Each line in the entries below that holds the string "Systems" is to be listed.
==== MATERIAL PROVIDED ====
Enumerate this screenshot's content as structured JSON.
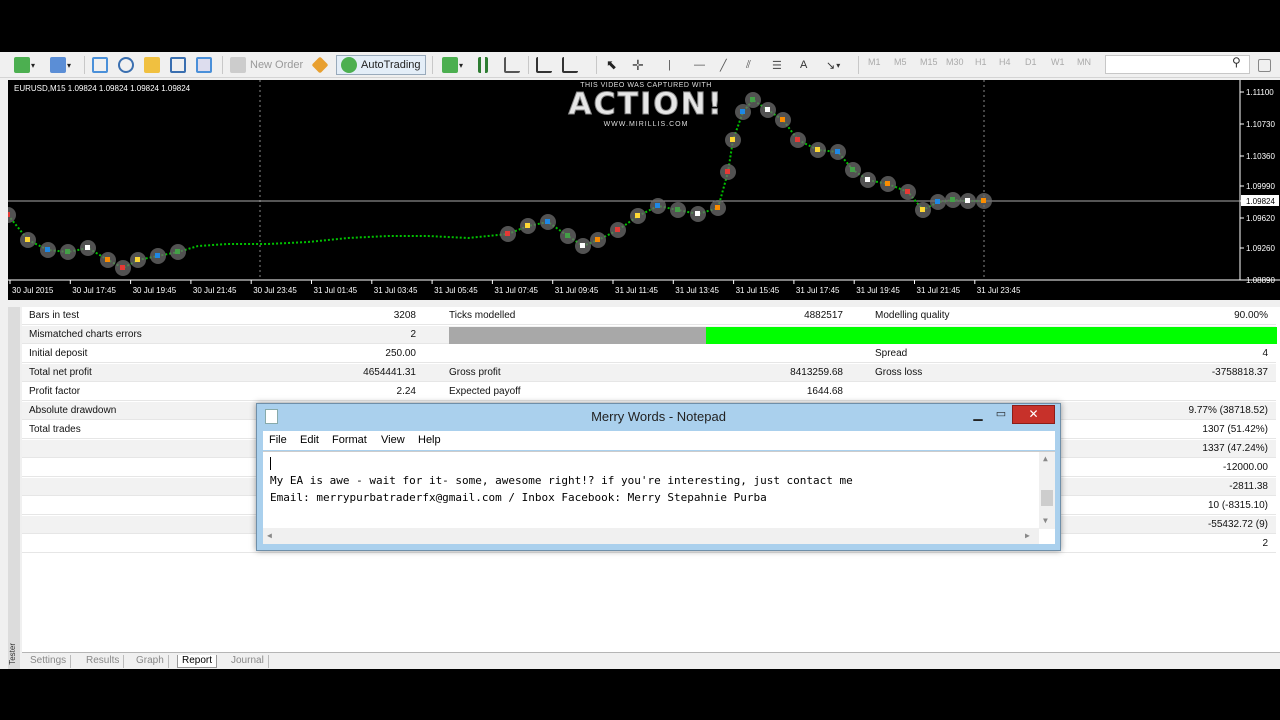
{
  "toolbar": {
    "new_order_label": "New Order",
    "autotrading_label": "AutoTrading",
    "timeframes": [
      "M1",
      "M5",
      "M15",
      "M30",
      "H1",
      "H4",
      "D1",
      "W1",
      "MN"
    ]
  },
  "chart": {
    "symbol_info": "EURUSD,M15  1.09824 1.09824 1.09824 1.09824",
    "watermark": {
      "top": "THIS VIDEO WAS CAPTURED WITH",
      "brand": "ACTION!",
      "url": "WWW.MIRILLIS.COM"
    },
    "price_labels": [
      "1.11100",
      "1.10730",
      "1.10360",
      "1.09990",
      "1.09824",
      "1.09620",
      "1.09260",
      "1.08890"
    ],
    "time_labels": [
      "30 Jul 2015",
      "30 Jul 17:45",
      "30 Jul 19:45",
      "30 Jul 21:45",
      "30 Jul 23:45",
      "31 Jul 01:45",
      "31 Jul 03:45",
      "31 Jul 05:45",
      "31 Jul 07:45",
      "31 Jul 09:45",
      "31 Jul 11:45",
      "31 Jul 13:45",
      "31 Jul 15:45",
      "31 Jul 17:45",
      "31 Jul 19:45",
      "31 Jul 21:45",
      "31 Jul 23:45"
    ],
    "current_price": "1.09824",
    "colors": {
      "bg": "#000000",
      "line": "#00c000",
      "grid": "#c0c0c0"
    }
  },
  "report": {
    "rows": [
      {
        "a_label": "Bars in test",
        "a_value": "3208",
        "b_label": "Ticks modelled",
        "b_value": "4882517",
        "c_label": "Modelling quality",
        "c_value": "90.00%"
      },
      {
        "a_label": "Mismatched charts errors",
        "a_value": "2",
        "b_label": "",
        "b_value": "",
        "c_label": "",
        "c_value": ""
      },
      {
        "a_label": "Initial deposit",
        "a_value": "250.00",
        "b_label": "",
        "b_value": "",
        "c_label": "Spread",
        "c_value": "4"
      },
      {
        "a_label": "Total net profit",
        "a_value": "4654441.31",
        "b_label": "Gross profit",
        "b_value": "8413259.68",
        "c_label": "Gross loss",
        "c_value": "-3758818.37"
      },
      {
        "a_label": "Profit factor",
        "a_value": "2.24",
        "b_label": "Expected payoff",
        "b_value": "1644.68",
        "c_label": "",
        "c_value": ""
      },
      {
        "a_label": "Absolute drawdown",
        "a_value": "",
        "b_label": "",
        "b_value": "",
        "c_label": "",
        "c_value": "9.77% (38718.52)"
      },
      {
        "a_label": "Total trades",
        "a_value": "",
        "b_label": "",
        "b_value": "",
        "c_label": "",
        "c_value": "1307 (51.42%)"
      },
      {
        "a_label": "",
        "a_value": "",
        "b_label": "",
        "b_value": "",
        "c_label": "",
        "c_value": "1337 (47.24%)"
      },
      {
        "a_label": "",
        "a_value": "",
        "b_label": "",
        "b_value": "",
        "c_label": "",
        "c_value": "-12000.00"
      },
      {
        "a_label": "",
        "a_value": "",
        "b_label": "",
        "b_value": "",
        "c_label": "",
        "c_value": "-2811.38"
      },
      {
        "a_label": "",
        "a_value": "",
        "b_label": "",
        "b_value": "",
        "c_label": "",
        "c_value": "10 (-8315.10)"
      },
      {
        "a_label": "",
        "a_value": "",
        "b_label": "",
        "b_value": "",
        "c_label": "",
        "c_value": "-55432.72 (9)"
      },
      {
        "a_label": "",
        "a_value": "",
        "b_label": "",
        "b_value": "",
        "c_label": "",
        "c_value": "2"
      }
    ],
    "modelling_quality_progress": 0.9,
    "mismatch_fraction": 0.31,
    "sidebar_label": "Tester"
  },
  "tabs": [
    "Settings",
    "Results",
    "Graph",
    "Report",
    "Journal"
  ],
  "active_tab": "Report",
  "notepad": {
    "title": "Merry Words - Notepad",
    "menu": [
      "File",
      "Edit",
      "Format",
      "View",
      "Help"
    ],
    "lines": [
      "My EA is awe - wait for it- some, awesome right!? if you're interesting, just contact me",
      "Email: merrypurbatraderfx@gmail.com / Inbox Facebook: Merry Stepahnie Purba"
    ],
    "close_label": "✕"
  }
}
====
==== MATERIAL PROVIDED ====
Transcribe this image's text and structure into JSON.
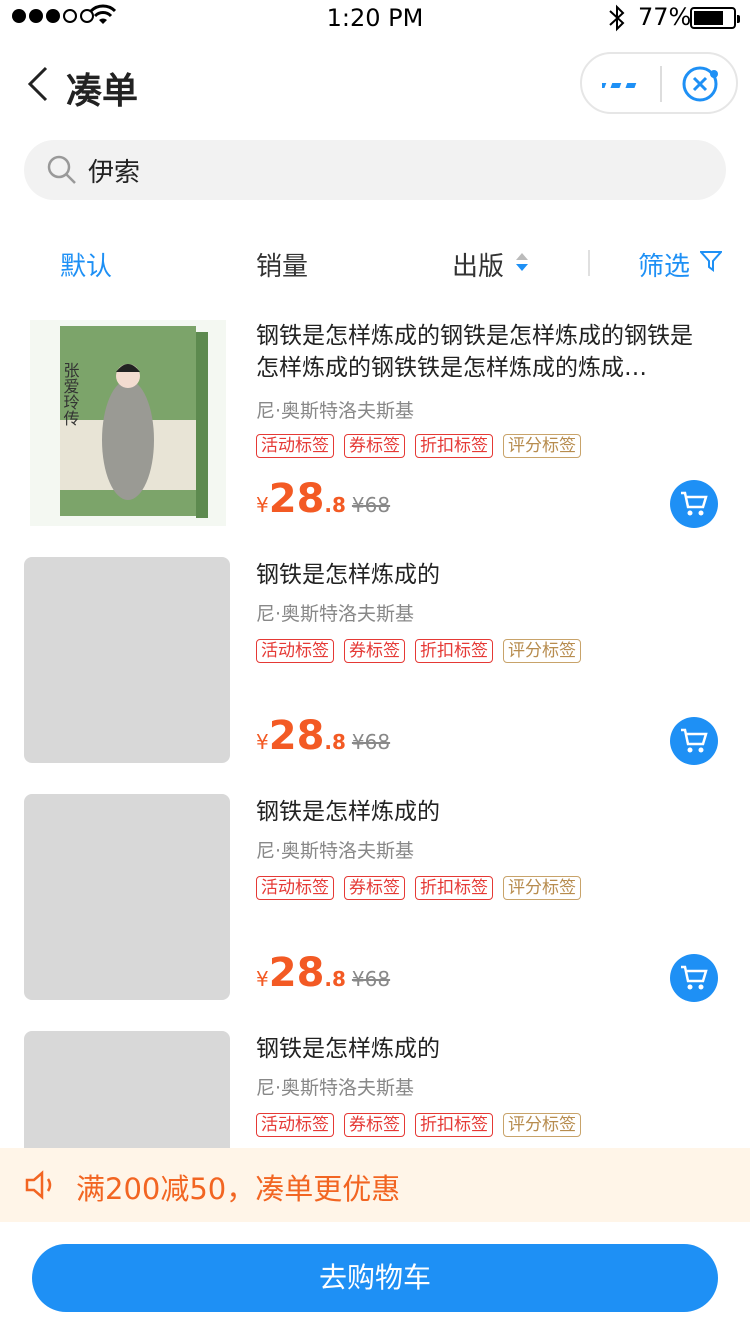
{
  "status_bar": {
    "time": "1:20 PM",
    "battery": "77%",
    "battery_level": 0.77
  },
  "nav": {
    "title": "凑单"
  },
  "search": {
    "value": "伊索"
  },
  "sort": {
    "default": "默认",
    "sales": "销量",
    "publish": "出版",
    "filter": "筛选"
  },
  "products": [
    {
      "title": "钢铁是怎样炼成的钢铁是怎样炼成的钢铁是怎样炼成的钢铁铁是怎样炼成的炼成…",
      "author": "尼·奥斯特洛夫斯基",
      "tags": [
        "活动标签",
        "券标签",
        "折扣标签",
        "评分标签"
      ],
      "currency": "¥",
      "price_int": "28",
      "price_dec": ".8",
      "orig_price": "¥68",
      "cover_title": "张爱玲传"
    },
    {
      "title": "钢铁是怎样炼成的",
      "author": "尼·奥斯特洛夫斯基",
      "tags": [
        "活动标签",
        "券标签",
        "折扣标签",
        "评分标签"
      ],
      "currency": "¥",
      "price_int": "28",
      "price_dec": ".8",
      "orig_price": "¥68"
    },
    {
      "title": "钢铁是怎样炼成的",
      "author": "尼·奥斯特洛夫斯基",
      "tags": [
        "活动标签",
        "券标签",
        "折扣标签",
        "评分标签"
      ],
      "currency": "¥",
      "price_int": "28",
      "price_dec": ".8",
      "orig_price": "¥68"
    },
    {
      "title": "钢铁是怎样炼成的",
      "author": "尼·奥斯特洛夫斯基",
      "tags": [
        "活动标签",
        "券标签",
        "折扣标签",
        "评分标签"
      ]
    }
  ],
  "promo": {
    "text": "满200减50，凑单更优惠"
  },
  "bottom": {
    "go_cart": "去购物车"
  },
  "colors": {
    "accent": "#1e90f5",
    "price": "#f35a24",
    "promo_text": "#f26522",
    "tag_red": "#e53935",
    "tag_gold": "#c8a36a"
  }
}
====
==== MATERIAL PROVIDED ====
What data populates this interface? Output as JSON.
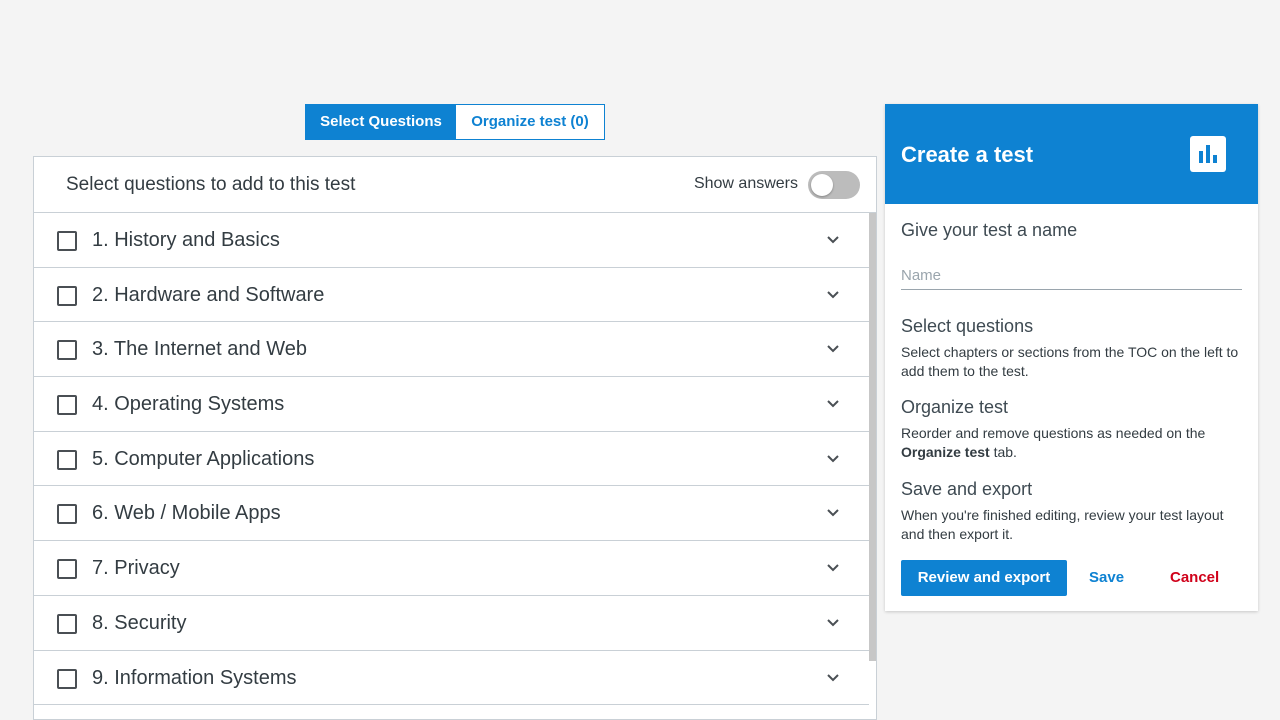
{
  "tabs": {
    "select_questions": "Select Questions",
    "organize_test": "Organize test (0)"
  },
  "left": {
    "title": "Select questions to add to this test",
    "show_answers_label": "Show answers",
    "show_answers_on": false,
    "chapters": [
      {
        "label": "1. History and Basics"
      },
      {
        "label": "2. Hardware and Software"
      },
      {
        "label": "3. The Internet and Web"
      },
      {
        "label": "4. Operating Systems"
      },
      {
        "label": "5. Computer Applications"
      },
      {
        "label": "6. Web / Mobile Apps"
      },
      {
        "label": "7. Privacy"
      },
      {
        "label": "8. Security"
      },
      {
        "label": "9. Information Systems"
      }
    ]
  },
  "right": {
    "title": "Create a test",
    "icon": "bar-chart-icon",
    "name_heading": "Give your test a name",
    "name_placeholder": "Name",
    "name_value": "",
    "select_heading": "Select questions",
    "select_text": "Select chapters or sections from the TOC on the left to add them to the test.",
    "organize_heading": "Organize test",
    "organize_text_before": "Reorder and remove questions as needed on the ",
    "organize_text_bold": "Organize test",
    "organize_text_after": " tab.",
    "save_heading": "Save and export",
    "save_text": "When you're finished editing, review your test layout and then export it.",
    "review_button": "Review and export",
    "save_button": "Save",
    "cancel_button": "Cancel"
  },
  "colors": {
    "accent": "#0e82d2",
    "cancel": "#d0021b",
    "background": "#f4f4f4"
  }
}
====
- RESULT FOR THIS TASK:
        "label": "4. Operating Systems"
        "label": "9. Information Systems"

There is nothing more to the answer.